Lasso’s first season was redeemed, in part, by the quality of its cast. Sudeikis’s performance adds humanity to a character who otherwise behaves like a sentient motivational poster. Lasso should be grating, not just to the pampered millionaires whom he has improbably been assigned to manage, but to the audience as well. But Sudeikis gives Lasso a melancholic core, making his insistence on seeing the brighter side of things seem hard won rather than naïve. The supporting cast is made up of similarly one-note characters imbued with depth by outstanding performances: a gruff college football assistant coach with a heart of gold (co-creator Brendan Hunt); a classic soccer WAG who proves to have more depth than you’d expect (Juno Temple). Veteran midfielder Roy Kent is clearly modeled on the gruff, hard-charging Manchester United legend Roy Keane but is given a gooey core by Brett Goldstein, who is also a writer on the show. Some characters remain one-note even in the show’s second season, particularly the hyperpositive (even by the standards of Ted Lasso) Danny Rojas.

The second season of Lasso begins by attempting to broaden its scope beyond the buoyancy of its first. AFC Richmond has been relegated to England’s cutthroat and relentless second division, the EFL Championship. Promotion back to the Premier League, which comes with tens of millions, is a necessity but a challenge: Richmond starts the season with eight straight ties. At the same time, the show’s characters are all undergoing various tests. Kent has retired and is trying to figure out who he is without the sport that has defined his entire life. Nate, a gifted tactician who was promoted from kit man to assistant coach last season, struggles to control his ego. Richmond owner Rebecca Welton navigates the online dating world after a messy divorce.

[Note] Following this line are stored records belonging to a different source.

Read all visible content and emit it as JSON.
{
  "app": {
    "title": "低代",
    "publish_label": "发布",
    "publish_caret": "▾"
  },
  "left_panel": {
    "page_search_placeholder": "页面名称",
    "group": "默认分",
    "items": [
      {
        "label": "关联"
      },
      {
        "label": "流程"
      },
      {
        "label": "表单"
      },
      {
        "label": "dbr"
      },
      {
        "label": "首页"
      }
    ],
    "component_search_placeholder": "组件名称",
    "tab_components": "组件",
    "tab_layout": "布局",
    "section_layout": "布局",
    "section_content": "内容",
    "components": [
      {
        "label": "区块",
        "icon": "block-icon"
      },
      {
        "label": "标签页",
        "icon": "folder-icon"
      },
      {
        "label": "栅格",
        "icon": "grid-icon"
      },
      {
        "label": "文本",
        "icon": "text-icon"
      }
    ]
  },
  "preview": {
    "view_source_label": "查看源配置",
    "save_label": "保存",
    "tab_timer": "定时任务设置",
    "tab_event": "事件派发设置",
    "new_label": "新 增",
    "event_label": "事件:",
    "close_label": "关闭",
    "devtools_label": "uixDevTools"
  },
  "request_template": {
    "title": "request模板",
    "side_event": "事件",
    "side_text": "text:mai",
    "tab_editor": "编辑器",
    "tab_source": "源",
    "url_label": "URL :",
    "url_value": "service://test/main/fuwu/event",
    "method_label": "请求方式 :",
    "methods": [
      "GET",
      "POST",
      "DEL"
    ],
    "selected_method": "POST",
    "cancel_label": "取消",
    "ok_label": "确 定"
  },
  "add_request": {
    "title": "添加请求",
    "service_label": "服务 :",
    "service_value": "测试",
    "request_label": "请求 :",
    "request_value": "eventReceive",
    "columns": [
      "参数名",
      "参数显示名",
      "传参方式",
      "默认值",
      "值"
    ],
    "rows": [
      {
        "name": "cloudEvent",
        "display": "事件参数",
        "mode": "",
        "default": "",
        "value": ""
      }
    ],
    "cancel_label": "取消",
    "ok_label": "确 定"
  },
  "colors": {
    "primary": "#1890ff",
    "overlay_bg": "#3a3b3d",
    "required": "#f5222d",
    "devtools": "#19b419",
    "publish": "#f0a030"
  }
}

Fictional depictions of sports typically thrive on villains and conflict—like The Judge in The Natural or communism in Rocky IV—but Ted Lasso largely eschews both. Welton seemed like villain material at the start of season one, when she hired Lasso to destroy the team her philandering ex-husband loves, but her iciness was quickly melted by Lasso’s charms. Jamie Tartt, the egotistical wunderkind striker who clashed with Lasso in the first season, hardly qualifies as an antagonist. (Tartt, in the show’s second season, is competing in Lust Conquers All, a fictional take on the saucy British reality show Love Island.) Both characters can be cruel but are treated with sympathy: Their flaws are portrayed as the result of being hurt by people they loved.

Ted Lasso is ultimately much less about triumphing over a hated rival than it is about improving oneself. (A major subplot of the show’s second season revolves around therapy.) At its best, these parts of the show present a critique of masculinity rarely present in sports; at worst, they resemble Instagram posts about self-care. Still, as with the first season, the second has a way of winning you over, as Lasso himself seems to do with even the hardest-hearted of Brits. Sometimes it works so well, you don’t even notice the Apple logos all over the screen.